If you are trying to connect to your MySQL instance on a virtual machine (VirtualBox / Ubuntu) and you are getting the following error :


ERROR 2003 (HY000): Can't connect to MySQL server on 'xx.xx.xx.xx' (10061)

There are two tiny little configurations that you might be missing:

1 – User’s Permissions to access MySQL from the host machine

 

By default all the users in MySQL are considered to be connecting from the local machine, not any remote host. So you should add a new user or giving the privileges to an existing user to be able to connect from your host machine or anywhere else. Here is how to do it:


GRANT ALL PRIVILEGES ON *.* TO 'new_user'@'host_name' IDENTIFIED BY 'new_password';

You could replace “host_name” by the real machine’s name or “%” to make it accessible by any host ( watch out for the security flaws if you going for a wildcard access)

2 – MySQL configuration

 

In the my.cnf file, you should specify for MySQL which IP address to bind to. So you can open up the my.cnf ( which in my case is located in : /etc/mysql/my.cnf) and edit the following line :

bind-address = 10.xxx.xx.xx

And this is the IP address of the Guest OS.
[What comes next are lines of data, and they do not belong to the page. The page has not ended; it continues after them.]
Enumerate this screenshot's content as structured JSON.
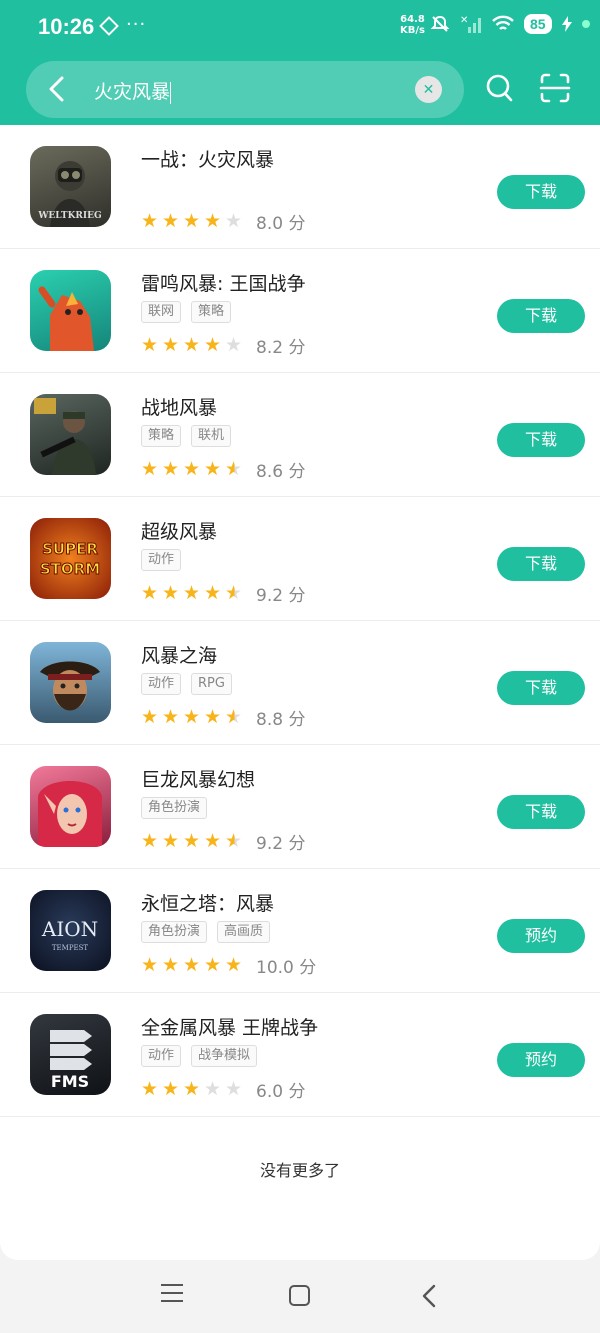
{
  "status_bar": {
    "time": "10:26",
    "dots": "···",
    "net_speed_value": "64.8",
    "net_speed_unit": "KB/s",
    "battery": "85"
  },
  "search": {
    "query": "火灾风暴",
    "icons": {
      "back": "back-arrow-icon",
      "clear": "clear-icon",
      "search": "search-icon",
      "scan": "scan-icon"
    }
  },
  "colors": {
    "accent": "#1fbf9f",
    "star": "#f8b41b"
  },
  "apps": [
    {
      "name": "一战：火灾风暴",
      "tags": [],
      "rating": 4,
      "score": "8.0 分",
      "action": "下载",
      "icon_text": "WELTKRIEG"
    },
    {
      "name": "雷鸣风暴: 王国战争",
      "tags": [
        "联网",
        "策略"
      ],
      "rating": 4,
      "score": "8.2 分",
      "action": "下载",
      "icon_text": ""
    },
    {
      "name": "战地风暴",
      "tags": [
        "策略",
        "联机"
      ],
      "rating": 4.5,
      "score": "8.6 分",
      "action": "下载",
      "icon_text": ""
    },
    {
      "name": "超级风暴",
      "tags": [
        "动作"
      ],
      "rating": 4.5,
      "score": "9.2 分",
      "action": "下载",
      "icon_text": "SUPER STORM"
    },
    {
      "name": "风暴之海",
      "tags": [
        "动作",
        "RPG"
      ],
      "rating": 4.5,
      "score": "8.8 分",
      "action": "下载",
      "icon_text": ""
    },
    {
      "name": "巨龙风暴幻想",
      "tags": [
        "角色扮演"
      ],
      "rating": 4.5,
      "score": "9.2 分",
      "action": "下载",
      "icon_text": ""
    },
    {
      "name": "永恒之塔：风暴",
      "tags": [
        "角色扮演",
        "高画质"
      ],
      "rating": 5,
      "score": "10.0 分",
      "action": "预约",
      "icon_text": "AION"
    },
    {
      "name": "全金属风暴 王牌战争",
      "tags": [
        "动作",
        "战争模拟"
      ],
      "rating": 3,
      "score": "6.0 分",
      "action": "预约",
      "icon_text": "FMS"
    }
  ],
  "footer": {
    "no_more": "没有更多了"
  },
  "nav": {
    "menu": "menu-icon",
    "home": "home-icon",
    "back": "back-icon"
  }
}
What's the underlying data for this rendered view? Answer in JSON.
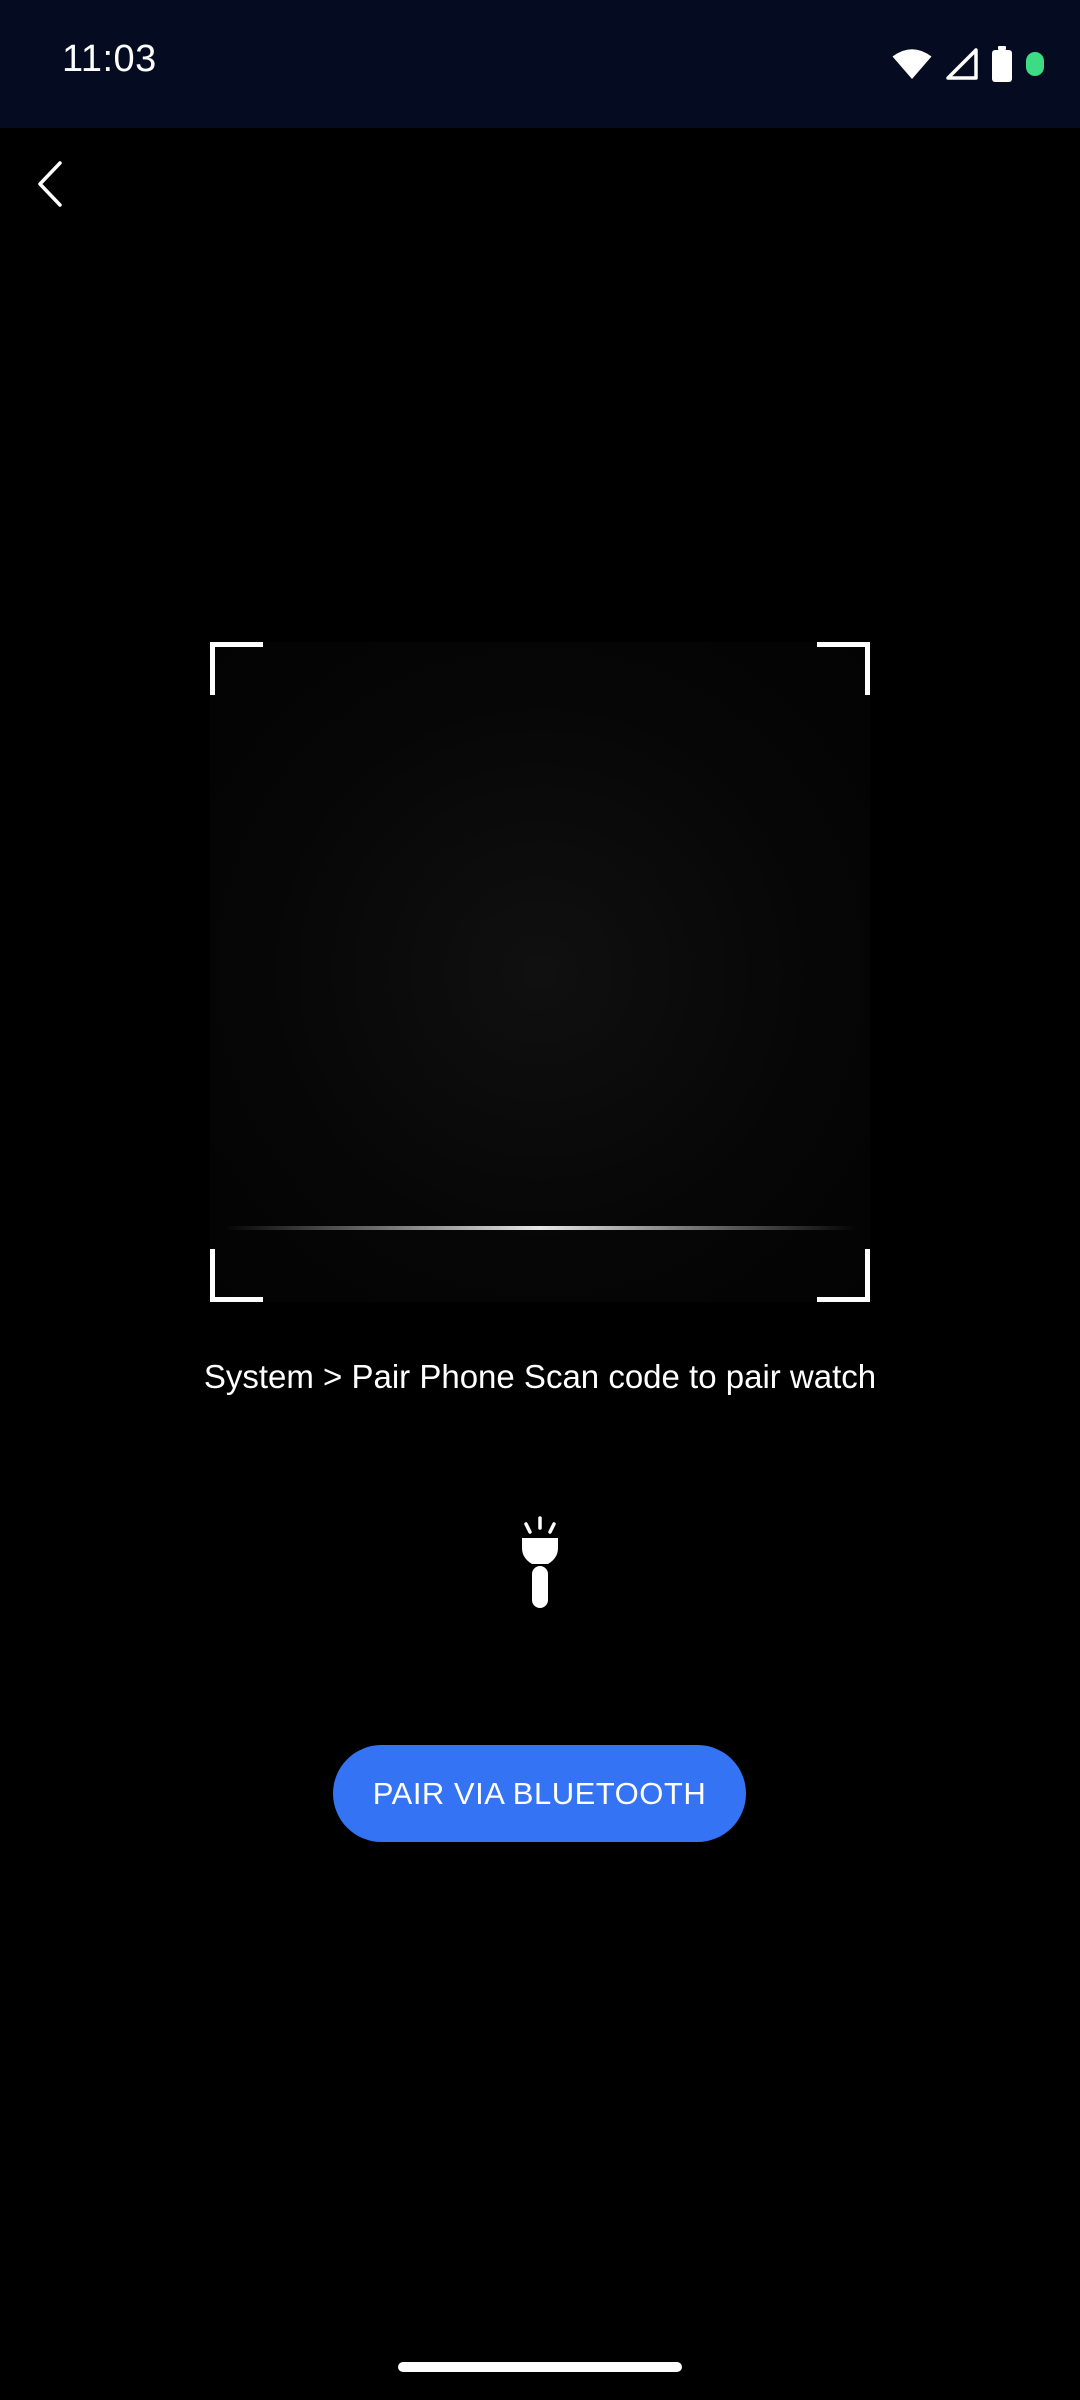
{
  "status_bar": {
    "time": "11:03",
    "icons": [
      "wifi-icon",
      "cellular-signal-icon",
      "battery-icon",
      "camera-in-use-dot"
    ],
    "background": "#050b21",
    "indicator_color": "#3ddc84"
  },
  "navigation": {
    "back_icon": "chevron-left-icon"
  },
  "scanner": {
    "instruction": "System > Pair Phone Scan code to pair watch"
  },
  "flashlight": {
    "icon": "flashlight-icon"
  },
  "pair_button": {
    "label": "PAIR VIA BLUETOOTH",
    "color": "#3373f4"
  }
}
P.S.: This is with the assumption that the Network Adapter in the Virtual Machine is set to Bridged, so the host and guest OS are having separate IP addresses.

Hope it helps.